Stacks Implementations and Variations

NB: This post is intended for use within our class. It serves as a rough guide for our discussion on the implementation and use of a stack.

For this post there are 2 important requirements:

1. The prerequisite post which was an exercise in creating a stack from previously supplied code. It is imperative that you complete the tasks from that post found here: Stack Operations (Exercise)
2. A Code Packet that you must scrutinize. You can download it from the file link : U2 M1 S02 – Stack Implementations-CodeBackup.zip

Step 1

Assumption: Attempts were made to complete the tasks in Stack Operations (Exercise)

We now look at a sample attempt in flowgorithm (Flowcharting graphical programming language) found within 02 Flowgorithm Stack Exercise of the code packet labeled U2 M1 S2 – StackOperations-01 using size to keep track of top.

Note that this attempt does not use a pointer to the top of the stack; instead we keep track of the size of the stack , much like our implementation found here : Stacks.

It is important to recognize that keeping track of the size of a stack is NOT THE MOST POPULAR implementation.

Still, take some time (~10-15 mins) to observe how the operations for push, pop and peek are accomplished

Step 2

Look at a sample attempt in flowgorithm (Flowcharting graphical programming language) found within 02 Flowgorithm Stack Exercise of the code packet labeled U2 M1 S2 – StackOperations-02 using top instead of size.

In this attempt, we keep track of the index of the item stored at the top of the stack.

Keeping track of top is the most popular accepted way to implement a stack.

Take some time (~10-15 mins) to observe how the operations for push, pop and peek are accomplished, and observe the differenced from the previous sample attempt.

Step 3 – Coded attempt in C (Sample)

Scrutinize the code and run the program found in 03 U2 M1 S2 Stack SimpleExercise. Note that error checking is minimal, and when edge cases are encountered dummy values are returned, e.g as in when we try pushing to an already full stack ( see the push function from more detail )

Although this method works, it’s not the most elegant solution.

Step 4 – Simple Error checking/handling based on Step 3

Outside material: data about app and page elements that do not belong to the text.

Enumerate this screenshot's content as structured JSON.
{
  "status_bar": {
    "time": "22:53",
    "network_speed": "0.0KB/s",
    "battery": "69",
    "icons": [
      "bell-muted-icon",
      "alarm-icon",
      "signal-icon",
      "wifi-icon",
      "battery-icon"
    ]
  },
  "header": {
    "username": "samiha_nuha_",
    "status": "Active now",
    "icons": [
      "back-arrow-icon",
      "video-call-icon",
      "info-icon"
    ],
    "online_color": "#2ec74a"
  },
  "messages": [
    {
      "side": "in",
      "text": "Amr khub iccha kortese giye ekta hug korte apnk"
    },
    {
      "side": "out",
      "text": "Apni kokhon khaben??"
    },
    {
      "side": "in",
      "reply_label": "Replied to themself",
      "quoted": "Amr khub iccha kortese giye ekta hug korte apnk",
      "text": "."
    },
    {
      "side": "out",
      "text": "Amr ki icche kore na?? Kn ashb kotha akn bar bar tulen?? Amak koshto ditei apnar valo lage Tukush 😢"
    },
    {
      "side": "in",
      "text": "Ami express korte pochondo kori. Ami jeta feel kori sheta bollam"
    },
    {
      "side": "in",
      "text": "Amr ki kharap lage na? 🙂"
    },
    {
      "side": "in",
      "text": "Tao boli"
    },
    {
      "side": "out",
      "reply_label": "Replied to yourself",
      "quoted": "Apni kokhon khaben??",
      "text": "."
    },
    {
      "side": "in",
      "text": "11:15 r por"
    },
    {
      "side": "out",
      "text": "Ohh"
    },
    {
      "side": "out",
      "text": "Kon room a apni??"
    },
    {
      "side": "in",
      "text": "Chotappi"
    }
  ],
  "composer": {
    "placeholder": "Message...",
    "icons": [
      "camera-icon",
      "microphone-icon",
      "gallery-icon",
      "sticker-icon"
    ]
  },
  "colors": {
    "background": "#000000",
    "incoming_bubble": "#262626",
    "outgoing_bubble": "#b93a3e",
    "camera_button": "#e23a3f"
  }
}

If we scrutinize the code found in 03.1 U2 M1 S2 Stack SimpleExerciseErrorChecks we find that error messages are added to our push operation and we added the ability for our push operation to return a boolean value. Previously no values were returned, push was void.

However, we now return true if a successful push was made and false (along with an error message) if a failed push was made (e.g our stack was already full when push is called).

Note that peek and pop will always need to return data, and in this case dummy values in error conditions will suffice , but we ensure that error messages are also displayed.

Step 5

Moving on from our exercise we consider the following problem:

Create a program which demonstrates a function which reverses a string (character array) in place , i.e the data of the character array is directly manipulated. Prompt the user to enter a string and output the string in reverse.

The solution to this problem can be found in 04 U2 M1 S2 Stack-String Reversal.

Examine how the code in the main function works. Note that it uses push and pop only to achieve it’s task.

The stack used to implement the solution to this problem is similar to our simple stack with minimal error handling ; only this time our datatype is set to char.

Step 6

if we observe the code in 05 U2 M1 S2 Stack-String ReversalErrorChecks we see that the overall logic for data processing remains the same , only this time we implement some basic error handling techniques.